That combined number of 73 percent who say the economy is “excellent” or “good” isn’t just the biggest number of Trump’s presidency, it’s bigger than any number during Obama’s presidency, even at the tail end when the country was years removed from the Great Recession. The last time the number was this huge was waaaaay back at the start of Dubya’s first term, 18 years ago. What happened here, I think, was that it took a few days for the news of November’s blockbuster jobs report to penetrate the population and start circulating. Last week’s Quinnipiac poll was too soon after the news to pick up the surge in public enthusiasm but this week’s poll wasn’t. Result: Trump hits a new high in job approval.
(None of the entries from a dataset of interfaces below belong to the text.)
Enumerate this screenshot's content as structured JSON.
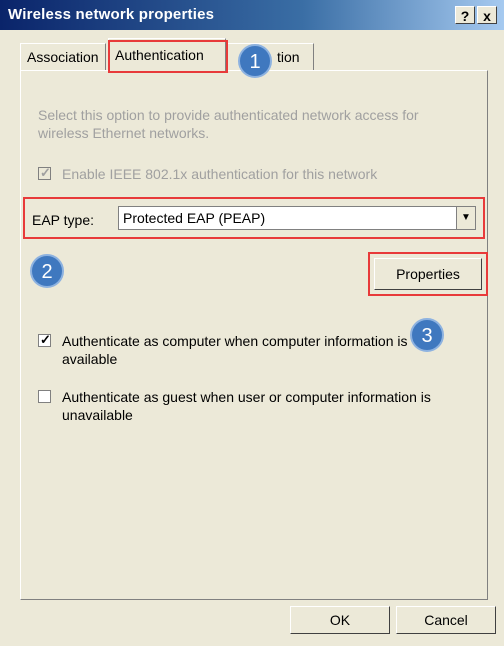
{
  "window": {
    "title": "Wireless network properties",
    "help_glyph": "?",
    "close_glyph": "x"
  },
  "tabs": [
    {
      "label": "Association"
    },
    {
      "label": "Authentication",
      "selected": true
    },
    {
      "label": "Connection"
    }
  ],
  "hidden_tab_fragment": "tion",
  "description": "Select this option to provide authenticated network access for wireless Ethernet networks.",
  "ieee": {
    "label": "Enable IEEE 802.1x authentication for this network",
    "checked": true,
    "disabled": true
  },
  "eap": {
    "label": "EAP type:",
    "value": "Protected EAP (PEAP)"
  },
  "properties_button": "Properties",
  "options": [
    {
      "label": "Authenticate as computer when computer information is available",
      "checked": true
    },
    {
      "label": "Authenticate as guest when user or computer information is unavailable",
      "checked": false
    }
  ],
  "ok_label": "OK",
  "cancel_label": "Cancel",
  "badges": [
    "1",
    "2",
    "3"
  ],
  "colors": {
    "highlight": "#e83a3a",
    "badge": "#3f78bf",
    "titlebar": "#0a246a"
  }
}
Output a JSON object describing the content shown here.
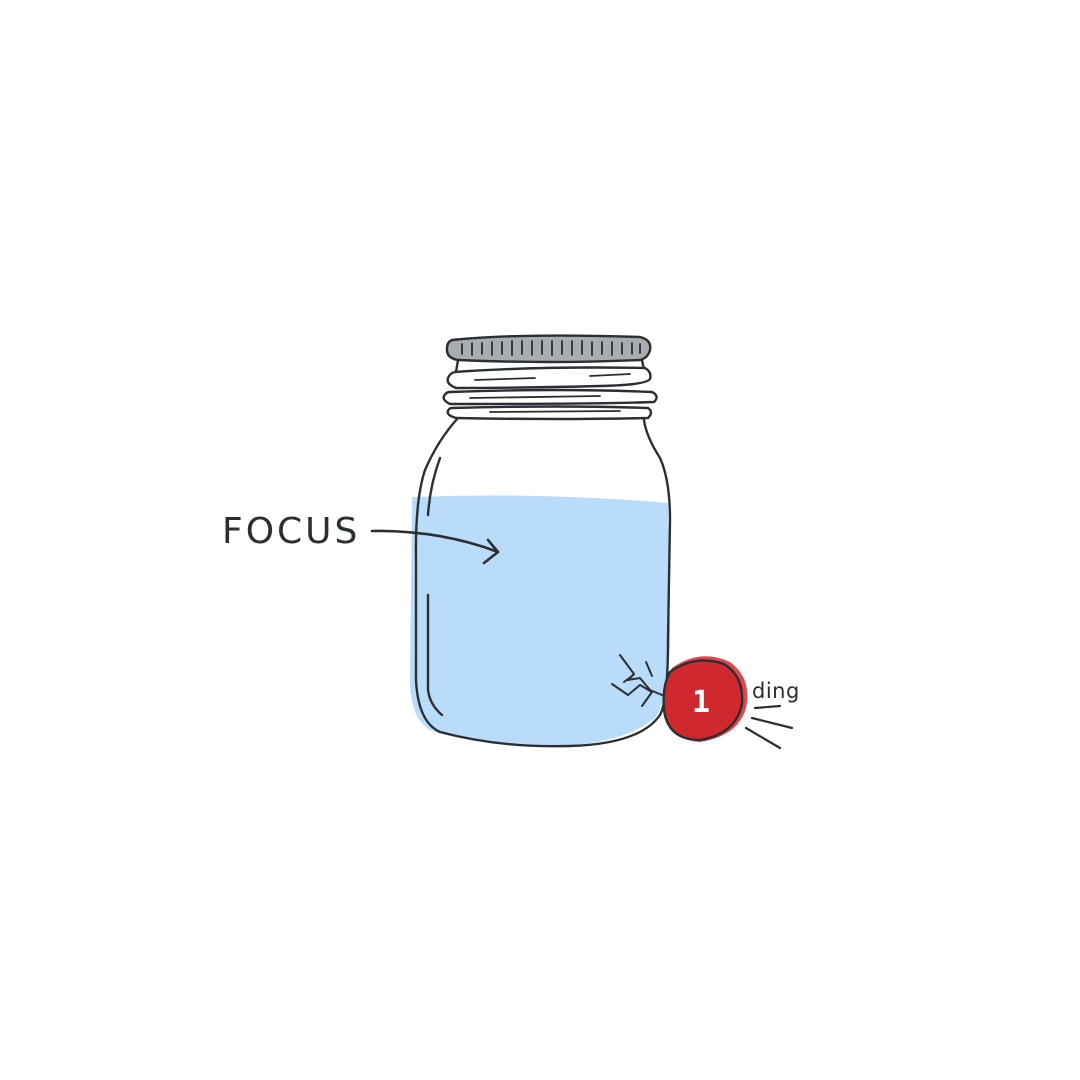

If you’re Adam Schiff and you’re feeling mopey that your impeachment hearings failed to move public opinion, maybe these numbers are some sort of weird consolation. “People would have agreed with me if they weren’t so distracted by counting their money.”

One remaining question: Is the Quinnipiac poll a fluky outlier or is it part of a trend? Any individual poll can be wrong, which is why we look to the average. Well, according to FiveThirtyEight’s tracker of Trump’s approval among likely and registered voters, he stands today at 44.4 percent approval — a tick higher than where he stood on the day before Pelosi announced the impeachment inquiry in September but also the best number he’s had since last November. Quinnipiac isn’t a fluke. If Democrats want to find some good news in impeachment, they may have to convince themselves that Trump’s numbers would be even higher right now in light of the roaring economy if they hadn’t gone ahead and stuck him with this stigma. Whether that’s true or not is a separate question, but that’s where we are with the polling.

In a sense, none of the impeachment polling matters. Obviously way more people will tune into Trump’s Senate trial than watched Schiff’s House hearings, so what goes on in the Senate will likely decide which way public opinion ends up tilting on whether his Ukraine behavior was truly egregious. Considering that Republicans will make the rules of the trial plus the fact that they may not allow House Democrats to call witnesses, it’s probable that polling will lean further in Trump’s favor once it’s all over — but stay tuned. In the meantime, here’s a Politico piece from last week titled, er, “What if Trump weren’t nuts?” that’s worth considering in light of today’s Quinnipiac numbers, as a sort of reality check. Forty-three percent approval is good *by Trump standards* but it’s moldering garbage in the abstract for a president riding an economic wave as tidal as the one Trump is currently surfing. A “normal” president would easily be 10 points higher with the kind of jobs reports Trump has been piling up, turning the Democratic primary into a contest to see who wants to be the sacrificial lamb in November. As it is, he’s maybe a 55/45 bet to win reelection when economic indicators are clicking for him and considerably less than that if they slow down. Again, stay tuned.